DVR Full of Awesome

october 9, 2010

Windows Media Center


So, last week, our DVR from Dish Network broke and I said my goodbyes to a bunch of TV characters as we bid satellite TV adieu. Last Thursday, Dick from Dick's Antenna visited us and put up what looks like a rectangular BBQ grill on our chimney. Then wham, we got 69 of 75 available channels in the San Francisco Bay Area. Sure, we didn't have the extra channels like USA Network or Food Network, but locals were good enough. There was one thing missing though: DVR.

This should ring true to any parent: There are no "Appointment TV" shows, you watch when you have time (ie. when the kids are asleep). So, a DVR was sorely missed. I did some research a while back when we were already thinking about dropping Dish Network and came up with three viable OTA HDTV DVRs:
The Channel Master CM-7000PAL was actually a really nice option when I saw it. A full DVR without any recurring monthly costs like the TiVo. You pick up the $350 box, plug it in and there was a DVR. There are some limitations to the DVR though, it only uses programming information that is broadcast over-the-air, which I guess is OK. The DVR does not do name-based scheduling like a TiVo or Windows Media Center: It schedules like old skool VCRs, yea, those things that used tapes and stuff. What you did was find your show, say "Chuck" that shows on NBC on Mondays at 8pm. You set that time slot for that channel to record. The DVR records then and there only, not based on name, but based on time+channel. So, if your show moves, you will have to manually change the timer. But, here is the thing that killed the CM-7000PAL idea: It is a rebranded Dish Network DTVPal HDTV DVR. Ugh, after going through three Dish Network DVRs, I was not going to buy another one. Dish Network DVRs are terribly unreliable, especially when they get hot -- and this seems to be a constant problem with them. All of our DVRs died during the summer -- the lasted just a bit over 12 months before it died.

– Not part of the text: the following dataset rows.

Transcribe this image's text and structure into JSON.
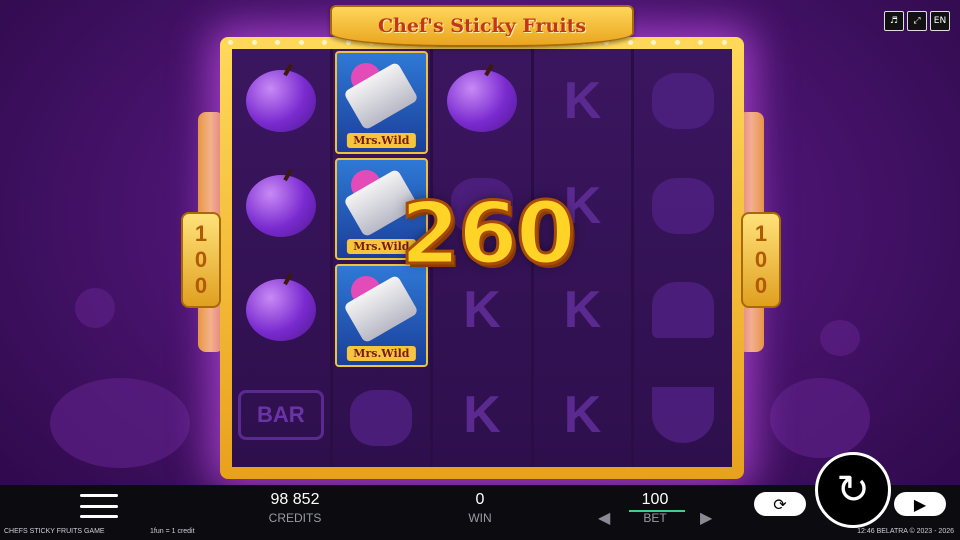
{
  "game": {
    "title": "Chef's Sticky Fruits"
  },
  "top_controls": {
    "sound_icon": "speaker-icon",
    "fullscreen_icon": "fullscreen-icon",
    "language": "EN"
  },
  "reels": [
    [
      "plum",
      "plum",
      "plum",
      "BAR"
    ],
    [
      "wild",
      "wild",
      "wild",
      "chef"
    ],
    [
      "plum",
      "plum",
      "K",
      "K"
    ],
    [
      "K",
      "K",
      "K",
      "K"
    ],
    [
      "lemon",
      "chef",
      "bell",
      "watermelon"
    ]
  ],
  "wild_label": "Mrs.Wild",
  "bar_label": "BAR",
  "k_label": "K",
  "side_multiplier_left": [
    "1",
    "0",
    "0"
  ],
  "side_multiplier_right": [
    "1",
    "0",
    "0"
  ],
  "win_amount": "260",
  "bottom_bar": {
    "credits_value": "98 852",
    "credits_label": "CREDITS",
    "win_value": "0",
    "win_label": "WIN",
    "bet_value": "100",
    "bet_label": "BET"
  },
  "footer": {
    "game_name": "CHEFS STICKY FRUITS GAME",
    "rate": "1fun = 1 credit",
    "time_copyright": "12:46   BELATRA © 2023 - 2026"
  },
  "colors": {
    "accent_gold": "#ffd426",
    "bet_indicator": "#3cd08a",
    "background": "#4a1470"
  }
}
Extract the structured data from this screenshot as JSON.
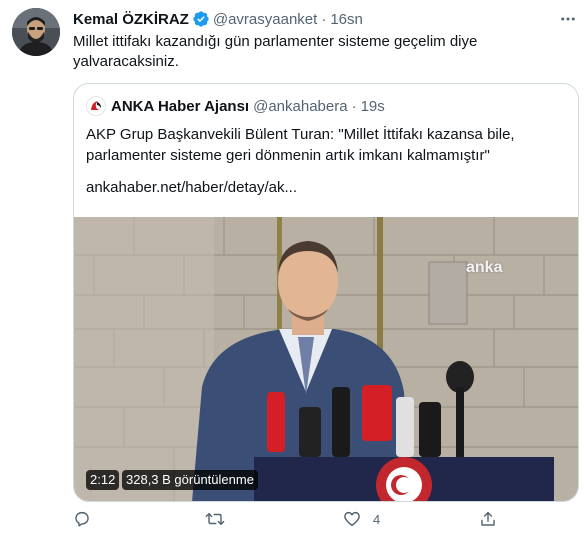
{
  "tweet": {
    "author_name": "Kemal ÖZKİRAZ",
    "handle": "@avrasyaanket",
    "separator": "·",
    "time": "16sn",
    "text": "Millet ittifakı kazandığı gün parlamenter sisteme geçelim diye yalvaracaksiniz."
  },
  "quote": {
    "author_name": "ANKA Haber Ajansı",
    "handle": "@ankahabera",
    "separator": "·",
    "time": "19s",
    "text": "AKP Grup Başkanvekili Bülent Turan: \"Millet İttifakı kazansa bile, parlamenter sisteme geri dönmenin artık imkanı kalmamıştır\"",
    "link": "ankahaber.net/haber/detay/ak...",
    "video": {
      "watermark": "anka",
      "duration": "2:12",
      "views": "328,3 B görüntülenme"
    }
  },
  "actions": {
    "reply_count": "",
    "retweet_count": "",
    "like_count": "4"
  },
  "colors": {
    "verified": "#1d9bf0",
    "text_primary": "#0f1419",
    "text_secondary": "#536471",
    "border": "#cfd9de",
    "anka_red": "#d51f26"
  },
  "icons": [
    "avatar",
    "verified-icon",
    "more-icon",
    "anka-logo-icon",
    "reply-icon",
    "retweet-icon",
    "like-icon",
    "share-icon"
  ]
}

Since were were thinking about getting rid of satellite for the sheer fact that we wanted to save on monthly fees, the $9-20 monthly TiVo fee really wiped it from consideration.  To get the $9/mo, one has to pay for not only for the TiVo box, but also for three years of service upfront -- at the time of writing this, the total would be just $2 shy of $600. TiVo also offers a "lifetime" subscription which is an upfront cost of $399 plus the cost of the TiVo box, so almost $700. Kind of expensive. Sure, the TiVo has a lot of extras like Netflix and Amazon. But, I have a Roku box already and that provides these services.

The HTPC thing was interesting, but I did not want to add a computer next to the TV. Then a buddy (looking at you Bjornar) told me about his Windows Media Center setup that used his Xbox 360 as an extender. So, I did a bunch of research and here is how our new DVR is setup: How's it work? Awesome. Say what you might about Microsoft Windows, all I know is that Windows Media Center is full of awesome. Since Windows Media Center comes with all flavors Windows 7, I just reinstalled Windows 7 on the netbook and then installed the Silicondust software for the HDHomeRun. Windows Media Center instantly detected the tuner and got everything going with a few clicks.

The interface for Windows Media Center is really beautiful and easy to use. It is snappy, even over the network. After using the bland interface from the Dish Network DVRs for so many years, it is a nice to have something with lots of eye-candy. (See some screenshots and videos of Windows 7 Media Center here at Engadget).  The Engadget review encompasses all of thing wonder things that I have rumbling in my head about Windows Media Center.

One nice thing that I found is that all decoding and rendering of video and interface is done at the Extender -- and not done by the Windows Media Center server. That is why I am able to get away with using the low speed (and low power consumption) Atom N280 netbook as my Windows Media Center server. The other thing I found and want to note is that using "Away Mode" on the server in essence turns off the monitor and leaves the rest of the computer running 24x7. That is not very good for power saving. So, I use S3 Suspend (ie "Sleep") instead. Windows Media Center is able to wake the computer when it needs to do updates or record a show. Setting a fixed IP address and turning on Wake-on-Lan allows my Xbox 360 to wake-up the computer when I want to watch something.

With the 320GB harddrive, I am able to record 220 hours in SDTV or 33 hours in HDTV.  That is a whole lot of "good enough". The everything is running wired on a 100Mbps switch and that is more bandwidth than is needed for this setup.

The cost of this setup was significantly lower than the TiVo since there are no monthly fees and also because I had the netbook and Xbox 360 already. But, if done on the cheap, the Windows Media Center setup will still cost less than the "lifetime" TiVo package:
Anyways, we have DVR functionality again and it is fantastic.